Uterine artery embolization (UAE). During this procedure, a doctor uses a slender, flexible tube to inject small particles (about the size of grains of sand) into blood vessels that feed the fibroids. This cuts off the blood supply to fibroids, causing them to shrink and die. Although it is possible to become pregnant after UAE, it may not be ideal. If you don't want to become pregnant, you'll need to use some form of birth control.
Laparoscopic radiofrequency ablation. Radiofrequency energy destroys fibroids and shrinks the blood vessels that feed them. Your doctor makes two small incisions in your abdomen and inserts a tiny camera to locate the fibroids. Once located, your doctor inserts a thin device that heats up and destroys the fibroids. During the next three to 12 months, the fibroids shrink, improving your symptoms. Although it is possible to become pregnant after treatment, it's not usually recommended.
Minimally invasive myomectomy. During a myomectomy, a surgeon removes the fibroids and leaves your uterus in place. Most women who have myomectomy can have children afterwards. There are two types of myomectomy that are minimally invasive:
- Laparoscopic or robotic myomectomy. During this procedure, a doctor removes fibroids by inserting slender instruments through small cuts in your abdomen. Robotic myomectomy is a laparoscopic myomectomy that is aided with a surgical robot.
- Hysteroscopic myomectomy.
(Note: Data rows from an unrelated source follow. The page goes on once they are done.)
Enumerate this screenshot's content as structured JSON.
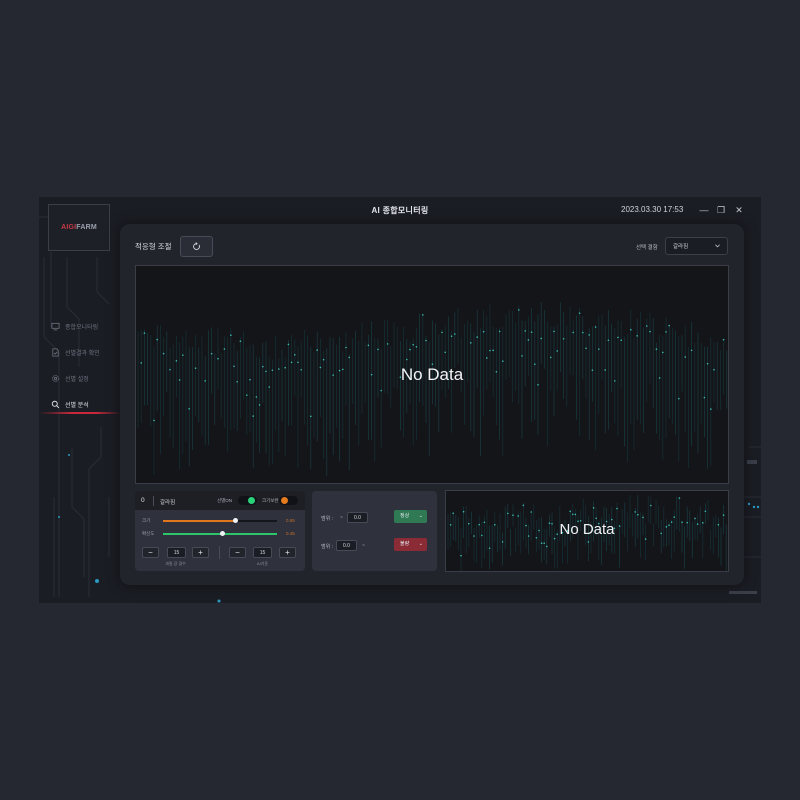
{
  "app": {
    "title": "AI 종합모니터링",
    "datetime": "2023.03.30  17:53"
  },
  "window_controls": {
    "minimize": "—",
    "restore": "❐",
    "close": "✕"
  },
  "brand": {
    "logo_prefix": "AIGI",
    "logo_suffix": "FARM"
  },
  "sidebar": {
    "items": [
      {
        "label": "종합모니터링",
        "icon": "monitor-icon",
        "active": false
      },
      {
        "label": "선별결과 확인",
        "icon": "document-check-icon",
        "active": false
      },
      {
        "label": "선별 설정",
        "icon": "gear-icon",
        "active": false
      },
      {
        "label": "선별 분석",
        "icon": "search-icon",
        "active": true
      }
    ]
  },
  "main": {
    "title": "적응형 조절",
    "refresh_icon": "refresh-icon",
    "select_label": "선택 결함",
    "select_value": "갈라짐",
    "chart_empty": "No Data"
  },
  "control_panel": {
    "index": "0",
    "name": "갈라짐",
    "toggle1": {
      "label": "선별ON",
      "on": true,
      "color": "#2ad37a"
    },
    "toggle2": {
      "label": "크기보완",
      "on": true,
      "color": "#e57b1f"
    },
    "sliders": [
      {
        "label": "크기",
        "value": "0.55",
        "fraction": 0.63,
        "color": "#e0761e"
      },
      {
        "label": "확신도",
        "value": "0.45",
        "fraction": 0.52,
        "color": "#2ec46b"
      }
    ],
    "steppers": [
      {
        "minus": "−",
        "value": "15",
        "plus": "+",
        "label": "과밀 강 경수"
      },
      {
        "minus": "−",
        "value": "15",
        "plus": "+",
        "label": "AI기준"
      }
    ]
  },
  "range_panel": {
    "row1": {
      "label": "범위 :",
      "tilde": "~",
      "value": "0.0",
      "badge": "정상",
      "badge_color": "#2f7a55"
    },
    "row2": {
      "label": "범위 :",
      "value": "0.0",
      "tilde": "~",
      "badge": "불량",
      "badge_color": "#8a2b36"
    }
  },
  "small_chart": {
    "empty": "No Data"
  }
}
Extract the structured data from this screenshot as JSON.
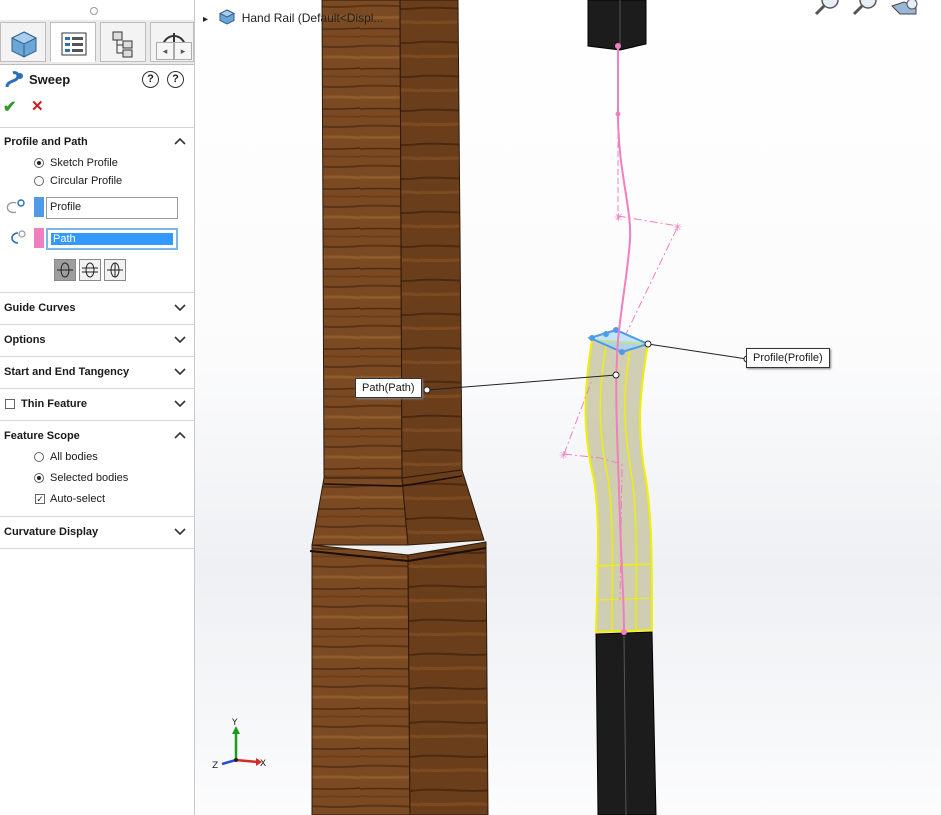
{
  "feature": {
    "title": "Sweep",
    "icon": "sweep-icon"
  },
  "tabs": [
    {
      "name": "featuremanager",
      "icon": "part-icon"
    },
    {
      "name": "propertymanager",
      "icon": "property-list-icon",
      "active": true
    },
    {
      "name": "configurationmanager",
      "icon": "config-icon"
    },
    {
      "name": "dimxpert",
      "icon": "dimxpert-icon"
    }
  ],
  "profile_and_path": {
    "heading": "Profile and Path",
    "sketch_profile": "Sketch Profile",
    "circular_profile": "Circular Profile",
    "profile_value": "Profile",
    "path_value": "Path",
    "profile_color": "#4f9be8",
    "path_color": "#f07fc0"
  },
  "sections": {
    "guide_curves": "Guide Curves",
    "options": "Options",
    "tangency": "Start and End Tangency",
    "thin_feature": "Thin Feature",
    "feature_scope": "Feature Scope",
    "curvature": "Curvature Display"
  },
  "feature_scope": {
    "all_bodies": "All bodies",
    "selected_bodies": "Selected bodies",
    "auto_select": "Auto-select"
  },
  "tree": {
    "arrow": "▸",
    "label": "Hand Rail  (Default<Displ..."
  },
  "callouts": {
    "path": "Path(Path)",
    "profile": "Profile(Profile)"
  },
  "triad": {
    "x": "X",
    "y": "Y",
    "z": "Z"
  },
  "colors": {
    "wood": "#7b4a22",
    "post": "#1c1c1c",
    "sweep_outline": "#f0f000",
    "sketch": "#f07fc0"
  }
}
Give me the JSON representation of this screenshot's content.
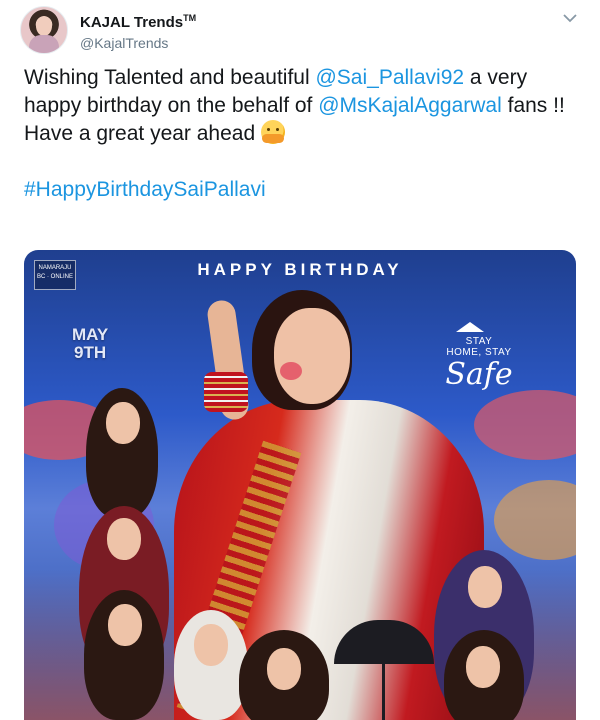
{
  "tweet": {
    "display_name": "KAJAL Trends",
    "display_name_mark": "TM",
    "handle": "@KajalTrends",
    "text": {
      "line1_before": "Wishing Talented and beautiful ",
      "mention1": "@Sai_Pallavi92",
      "line1_after": " a very happy birthday on the behalf of ",
      "mention2": "@MsKajalAggarwal",
      "line1_end": " fans !!",
      "line2": "Have a great year ahead ",
      "emoji": "hugging-face-emoji",
      "hashtag": "#HappyBirthdaySaiPallavi"
    },
    "poster": {
      "logo_text": "NAMARAJU BC · ONLINE",
      "title": "HAPPY BIRTHDAY",
      "date_month": "MAY",
      "date_day": "9TH",
      "stay_line1": "STAY",
      "stay_line2": "HOME, STAY",
      "safe": "Safe"
    }
  },
  "colors": {
    "link": "#1b95e0",
    "handle": "#657786",
    "text": "#14171a"
  },
  "icons": {
    "more_menu": "chevron-down-icon"
  }
}
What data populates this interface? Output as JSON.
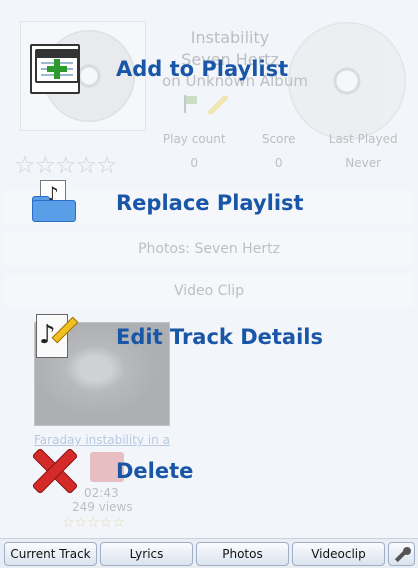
{
  "background": {
    "track_title": "Instability",
    "track_artist": "Seven Hertz",
    "track_album": "on Unknown Album",
    "stats": {
      "headers": [
        "Play count",
        "Score",
        "Last Played"
      ],
      "values": [
        "0",
        "0",
        "Never"
      ]
    },
    "rating_stars": "☆☆☆☆☆",
    "panels": {
      "photos": "Photos: Seven Hertz",
      "video": "Video Clip"
    },
    "video_result": {
      "title": "Faraday instability in a",
      "duration": "02:43",
      "views": "249 views",
      "stars": "☆☆☆☆☆"
    }
  },
  "menu": {
    "items": [
      {
        "label": "Add to Playlist",
        "icon": "add-playlist-icon"
      },
      {
        "label": "Replace Playlist",
        "icon": "replace-playlist-icon"
      },
      {
        "label": "Edit Track Details",
        "icon": "edit-track-icon"
      },
      {
        "label": "Delete",
        "icon": "delete-icon"
      }
    ],
    "accent": "#1a56a8"
  },
  "tabs": {
    "current_track": "Current Track",
    "lyrics": "Lyrics",
    "photos": "Photos",
    "videoclip": "Videoclip",
    "settings_icon": "wrench-icon"
  }
}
If the fibroids are inside your uterine cavity (or womb), a doctor can insert slender instruments through your vagina and cervix into the uterus to remove the fibroids.
Abdominal myomectomy. If you have multiple fibroids, ones that are very large or deeply located, your doctor may perform an abdominal myomectomy. The fibroids are removed from the uterus through a cut made on the lower abdomen, called a "bikini cut." Many women who are told that hysterectomy is their only option can have an abdominal myomectomy instead — and still be able to have children. Recovery may take three to six weeks.
Hysterectomy. This surgery — the removal of the uterus — is the only proven permanent solution for uterine fibroids that will also end your ability to have children. Most women who have their uterus removed can choose to keep their ovaries to avoid going into menopause. When a hysterectomy is performed as a minimally invasive procedure, most women return to office work in one to two weeks.
May 27, 2021
See more In-depth
- Stewart EA, et al. Patient education: Uterine fibroids (Beyond the Basics). https://www.uptodate.com/contents/search. Accessed April 20, 2021.
- Stewart EA, et al. Uterine fibroids (leiomyomas): Epidemiology, clinical features, diagnosis, and natural history. https://www.uptodate.com/contents/search. Accessed April 20, 2021.
- Uterine fibroids. Mayo Clinic. https://www.mayoclinic.org/diseases-conditions/uterine-fibroids/symptoms-causes/syc-20354288. Accessed April 21, 2021.
- Van der Kooij SM, et al. Uterine fibroids (leiomyomas): Treatment with uterine artery embolization. https://www.uptodate.com/contents/search. Accessed April 20, 2021.